The words were spoken, D was certain, by his hand. On the desk, where he must have left it the night before, it seemed to hover. He looked a little more carefully. He noted that the base of the wrist was resting lightly upon the green faux-leather panel. He looked at his right arm. His hand was there at the end of it. He held it up to his face and moved the fingers. He touched the fingers of his right hand, one by one by one, with those of his left hand. They were all there. Yet the hand on the desk was real. It was twitching, spinning the mouse-wheel, and talking. He felt no corresponding twitch in the hand at the end of his arm. Or perhaps he did. He watched the hand on the desk, observing the way it handled the mouse, and the corresponding changes on his computer screen. He thought he felt a buzzing in the middle finger of his own right hand, but it was just a trace, as if an ant was trapped beneath the surface of skin at the tip. Surely the hand on the desk was his own right hand? He wanted to sit at the desk. He wanted to start work. But what to do with the hand? He was afraid. He pulled back his office chair, which moved easily on wheels. As he positioned himself in front of it, and sat down, the hand on the desk rose up to the vertical. D almost expected it to wave. He pulled himself in towards the desk, using his feet and also his fingers, which pulled on the wooden ridge that framed the furniture. As his body came in tight towards the desk, his legs slipping underneath it, the hand on the desk turned at 180 degrees so that its palm was facing D. Immediately, he snapped his own right hand under the desk, fearing some kind of assault.
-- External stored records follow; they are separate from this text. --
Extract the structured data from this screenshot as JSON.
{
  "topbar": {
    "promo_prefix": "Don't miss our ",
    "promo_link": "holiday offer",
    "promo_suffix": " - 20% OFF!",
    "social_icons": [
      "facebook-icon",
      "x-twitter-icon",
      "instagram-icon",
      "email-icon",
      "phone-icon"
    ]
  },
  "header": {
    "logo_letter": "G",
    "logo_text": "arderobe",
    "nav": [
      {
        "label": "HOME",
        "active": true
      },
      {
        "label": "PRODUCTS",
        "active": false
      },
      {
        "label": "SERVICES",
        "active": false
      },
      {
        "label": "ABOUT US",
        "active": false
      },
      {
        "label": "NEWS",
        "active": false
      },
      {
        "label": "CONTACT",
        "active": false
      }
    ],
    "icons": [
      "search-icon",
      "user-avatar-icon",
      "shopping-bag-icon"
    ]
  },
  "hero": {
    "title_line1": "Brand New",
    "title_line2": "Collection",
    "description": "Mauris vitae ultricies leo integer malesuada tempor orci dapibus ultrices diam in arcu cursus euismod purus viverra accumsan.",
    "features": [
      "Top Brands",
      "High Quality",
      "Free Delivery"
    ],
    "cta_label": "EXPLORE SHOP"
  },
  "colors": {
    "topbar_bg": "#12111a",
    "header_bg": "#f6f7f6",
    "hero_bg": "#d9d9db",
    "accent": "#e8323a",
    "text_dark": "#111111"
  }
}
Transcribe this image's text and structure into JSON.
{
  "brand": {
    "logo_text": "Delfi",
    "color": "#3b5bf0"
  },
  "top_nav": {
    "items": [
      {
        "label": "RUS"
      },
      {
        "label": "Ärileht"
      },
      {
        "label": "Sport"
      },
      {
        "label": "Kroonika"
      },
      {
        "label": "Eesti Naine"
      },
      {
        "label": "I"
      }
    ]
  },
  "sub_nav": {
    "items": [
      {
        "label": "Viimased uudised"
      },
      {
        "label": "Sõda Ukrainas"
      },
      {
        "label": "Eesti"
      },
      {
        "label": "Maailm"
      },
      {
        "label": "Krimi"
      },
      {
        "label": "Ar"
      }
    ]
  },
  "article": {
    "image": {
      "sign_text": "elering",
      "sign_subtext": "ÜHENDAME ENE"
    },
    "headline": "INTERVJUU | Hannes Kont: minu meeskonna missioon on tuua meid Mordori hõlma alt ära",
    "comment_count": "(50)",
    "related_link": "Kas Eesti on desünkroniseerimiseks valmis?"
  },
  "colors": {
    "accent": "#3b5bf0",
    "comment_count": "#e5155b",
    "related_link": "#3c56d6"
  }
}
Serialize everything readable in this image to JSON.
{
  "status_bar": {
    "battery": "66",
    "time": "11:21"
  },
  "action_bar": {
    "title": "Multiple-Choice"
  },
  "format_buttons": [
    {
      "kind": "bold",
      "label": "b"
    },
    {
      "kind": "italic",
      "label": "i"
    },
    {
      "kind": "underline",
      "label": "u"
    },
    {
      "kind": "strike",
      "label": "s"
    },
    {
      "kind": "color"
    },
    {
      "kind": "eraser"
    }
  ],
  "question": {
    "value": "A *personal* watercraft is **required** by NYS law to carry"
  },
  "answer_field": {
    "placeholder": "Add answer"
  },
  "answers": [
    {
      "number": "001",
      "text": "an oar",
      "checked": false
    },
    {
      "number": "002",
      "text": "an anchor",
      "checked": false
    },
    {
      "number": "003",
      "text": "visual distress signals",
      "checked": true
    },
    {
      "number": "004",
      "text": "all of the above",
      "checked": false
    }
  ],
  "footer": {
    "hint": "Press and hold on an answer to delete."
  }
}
But the hand before him remained completely still before dropping into a low bow. The fingers flattened down, spreading straight towards D. When the hand rose again, back to its upright position, it spoke those same three words, the ones he’d heard when he’d opened the door.
[With thanks to Benedict Drew, Heads May Roll, 2014]